The Rock Mocking Billy Gunn
"For a long time, The Rock was my favourite wrestler. Not because of what he did in the ring, so much as what he did outside of it. Specifically, his interviews. The first time I took notice of that was when Gennifer Flowers interviewed him during the broadcast of WrestleMania XIV. The interviewer posed a question, and The Rock smiled like he owned the world, and started talking, referring to himself in the third person. It was “Well, The Rock feels like this...” and “The Rock thinks that...” and I was loving it! He has a natural charisma about him than is virtually unrivalled in pro-wrestling, and it was no surprise he made it big in Hollywood. The Rock is funny too, which was why I started digging his interviews more than any other superstar. The normal insults slung back and forth on-screen between wrestlers usually range from tired to entertaining, but The Rock took things to a new level. His jokes about his opponents were fresh, hilarious and very succinct. He also had a bit where he would ask the interviewer, or whomever he was talking to at that time, what his name was, and when the person begun to respond he would cut them off by yelling “IT DOESN'T MATTER WHAT YOUR NAME IS!” It was obnoxious, of course, and a total bully move, but I loved it all the same. This final memory encapsules the Rock in all his glory, for those of us who were lucky enough to be following it back then understands that this type of performer comes along once a lifetime. If that, even. He held the audience in the palm of his hand, everytime he went out there. I miss those days. What was that, you what? IT DOESN'T MATTER WHAT YOU... Well, you get the drift."
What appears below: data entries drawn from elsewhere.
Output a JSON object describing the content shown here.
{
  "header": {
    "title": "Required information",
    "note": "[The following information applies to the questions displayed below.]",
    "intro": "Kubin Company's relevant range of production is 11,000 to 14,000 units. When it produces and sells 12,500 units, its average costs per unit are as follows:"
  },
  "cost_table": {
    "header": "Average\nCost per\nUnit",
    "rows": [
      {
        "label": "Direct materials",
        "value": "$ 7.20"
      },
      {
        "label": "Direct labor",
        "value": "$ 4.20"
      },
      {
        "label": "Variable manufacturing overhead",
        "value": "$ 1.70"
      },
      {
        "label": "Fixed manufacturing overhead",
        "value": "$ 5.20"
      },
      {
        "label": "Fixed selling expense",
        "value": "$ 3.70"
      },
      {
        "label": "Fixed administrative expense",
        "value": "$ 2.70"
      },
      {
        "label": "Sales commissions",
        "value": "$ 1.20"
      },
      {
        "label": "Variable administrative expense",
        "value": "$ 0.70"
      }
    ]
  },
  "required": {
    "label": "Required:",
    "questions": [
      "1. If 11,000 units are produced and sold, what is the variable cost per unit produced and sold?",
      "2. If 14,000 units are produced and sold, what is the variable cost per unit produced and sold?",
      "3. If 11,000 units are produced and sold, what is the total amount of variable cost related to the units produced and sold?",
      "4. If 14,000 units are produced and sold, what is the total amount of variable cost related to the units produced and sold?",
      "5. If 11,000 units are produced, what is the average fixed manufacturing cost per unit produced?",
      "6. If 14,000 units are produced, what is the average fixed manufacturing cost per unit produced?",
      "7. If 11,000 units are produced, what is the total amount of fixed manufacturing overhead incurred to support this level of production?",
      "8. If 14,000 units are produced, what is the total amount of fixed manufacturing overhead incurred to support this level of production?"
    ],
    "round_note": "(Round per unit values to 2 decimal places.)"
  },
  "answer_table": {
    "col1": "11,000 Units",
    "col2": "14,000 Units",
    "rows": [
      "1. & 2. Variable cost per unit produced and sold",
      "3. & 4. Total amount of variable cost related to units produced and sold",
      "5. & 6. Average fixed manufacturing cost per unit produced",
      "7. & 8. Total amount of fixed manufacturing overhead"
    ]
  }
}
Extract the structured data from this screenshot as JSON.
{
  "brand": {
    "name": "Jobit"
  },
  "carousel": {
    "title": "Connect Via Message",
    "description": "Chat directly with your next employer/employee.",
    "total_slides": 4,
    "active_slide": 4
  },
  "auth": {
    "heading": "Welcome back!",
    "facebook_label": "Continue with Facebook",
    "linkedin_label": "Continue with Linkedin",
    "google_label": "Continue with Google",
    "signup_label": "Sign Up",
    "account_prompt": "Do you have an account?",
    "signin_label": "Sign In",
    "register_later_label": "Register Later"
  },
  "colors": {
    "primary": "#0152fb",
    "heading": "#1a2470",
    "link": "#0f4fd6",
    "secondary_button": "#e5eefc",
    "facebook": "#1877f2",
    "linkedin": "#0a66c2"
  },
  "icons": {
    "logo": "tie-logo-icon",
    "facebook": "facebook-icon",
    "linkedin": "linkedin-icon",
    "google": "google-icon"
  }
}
Hammerfall's new album (r)Evolution is out now in loads of snazzy formats.
Limited Edition Double Blue Vinyl from NB UK Webstore.
Limited Edition Digipack CD (inc bonus track and signed insert) from Recordstore.co.uk.
Limited Edition Double Vinyl (inc signed insert) from Recordstore.co.uk.
Digital Album Bonus Version (inc bonus track & digital booklet) from iTunes.